This section is from the book "Cyclopedia Of Architecture, Carpentry, And Building", by James C. et al. Also available from Amazon: Cyclopedia Of Architecture, Carpentry And Building.

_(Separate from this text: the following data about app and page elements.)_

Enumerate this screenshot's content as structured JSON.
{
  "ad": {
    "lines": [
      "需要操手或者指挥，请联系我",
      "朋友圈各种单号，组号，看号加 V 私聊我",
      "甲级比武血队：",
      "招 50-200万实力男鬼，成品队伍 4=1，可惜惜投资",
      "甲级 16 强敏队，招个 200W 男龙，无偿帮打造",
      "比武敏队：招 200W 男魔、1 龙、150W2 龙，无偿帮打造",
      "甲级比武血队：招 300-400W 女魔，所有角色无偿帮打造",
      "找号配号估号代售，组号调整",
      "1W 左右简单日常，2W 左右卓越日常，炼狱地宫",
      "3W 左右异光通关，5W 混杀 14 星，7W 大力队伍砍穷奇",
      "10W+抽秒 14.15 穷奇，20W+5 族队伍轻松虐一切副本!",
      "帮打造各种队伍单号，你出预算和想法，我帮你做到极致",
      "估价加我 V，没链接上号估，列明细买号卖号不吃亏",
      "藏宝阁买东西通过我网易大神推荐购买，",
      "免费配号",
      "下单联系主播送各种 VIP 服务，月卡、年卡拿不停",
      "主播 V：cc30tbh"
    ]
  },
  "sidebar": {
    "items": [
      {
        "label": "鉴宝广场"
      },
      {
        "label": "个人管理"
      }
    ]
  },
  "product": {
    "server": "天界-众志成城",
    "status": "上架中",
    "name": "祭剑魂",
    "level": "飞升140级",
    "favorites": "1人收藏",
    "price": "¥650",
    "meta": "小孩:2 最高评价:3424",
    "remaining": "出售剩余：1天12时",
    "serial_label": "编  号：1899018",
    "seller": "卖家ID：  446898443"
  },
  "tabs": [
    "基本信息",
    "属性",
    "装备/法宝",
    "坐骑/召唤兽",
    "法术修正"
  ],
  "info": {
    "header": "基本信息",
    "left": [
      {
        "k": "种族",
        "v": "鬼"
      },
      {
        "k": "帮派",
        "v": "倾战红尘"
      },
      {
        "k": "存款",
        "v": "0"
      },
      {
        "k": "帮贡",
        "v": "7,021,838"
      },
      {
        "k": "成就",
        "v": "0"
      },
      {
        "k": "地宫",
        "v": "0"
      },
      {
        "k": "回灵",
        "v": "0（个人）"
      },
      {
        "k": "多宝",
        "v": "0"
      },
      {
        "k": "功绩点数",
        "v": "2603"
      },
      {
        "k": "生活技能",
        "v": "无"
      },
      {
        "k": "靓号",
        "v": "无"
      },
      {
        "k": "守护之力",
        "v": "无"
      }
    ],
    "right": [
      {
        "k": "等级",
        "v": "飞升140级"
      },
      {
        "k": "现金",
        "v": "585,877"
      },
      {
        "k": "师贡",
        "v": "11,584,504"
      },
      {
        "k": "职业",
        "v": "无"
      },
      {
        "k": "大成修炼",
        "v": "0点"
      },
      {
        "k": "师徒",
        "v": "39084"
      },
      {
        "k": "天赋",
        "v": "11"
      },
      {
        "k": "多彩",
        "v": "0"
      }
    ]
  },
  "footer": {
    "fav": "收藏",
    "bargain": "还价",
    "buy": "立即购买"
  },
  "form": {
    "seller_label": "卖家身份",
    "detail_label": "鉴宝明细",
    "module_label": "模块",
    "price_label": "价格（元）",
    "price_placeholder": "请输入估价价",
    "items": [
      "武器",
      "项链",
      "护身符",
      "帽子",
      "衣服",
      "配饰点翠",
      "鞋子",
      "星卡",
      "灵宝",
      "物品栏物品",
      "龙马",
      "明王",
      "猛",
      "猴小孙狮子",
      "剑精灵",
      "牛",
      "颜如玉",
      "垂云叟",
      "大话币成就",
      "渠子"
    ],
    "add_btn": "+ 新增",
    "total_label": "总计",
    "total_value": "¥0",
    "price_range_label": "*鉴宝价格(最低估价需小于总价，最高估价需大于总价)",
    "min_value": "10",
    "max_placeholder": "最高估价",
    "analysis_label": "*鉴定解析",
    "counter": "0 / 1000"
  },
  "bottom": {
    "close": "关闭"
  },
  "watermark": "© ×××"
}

In the first place, all hot air pipes which are not intended to be exposed must be put in position. If a hot air system has been selected the position of the pipes and registers will have been marked on the plans, but it frequently happens that in the execution, changes will suggest themselves or will be required by unforeseen circumstances, so that the superintendent should make a personal study of the piping at the building. Where it is possible to arrange it, the pipes should be run through closets, exposed to view, but this cannot always be done, and it often happens that the chimney breasts and sometimes the partitions must contain hot air pipes. The best and safest way to do this is to make the pipes double with at least a half-inch air space between the outer and inner pipes. This is expensive and is not generally done, but instead the woodwork which comes close to the pipe is lined with bright tin, and heavy wire lathing is used in front of the pipes instead of wood laths. Where the pipes are carried through the partition or woodwork a sleeve of bright tin half an inch larger than the pipes all around should be provided as a safeguard against over-heating of the pipes.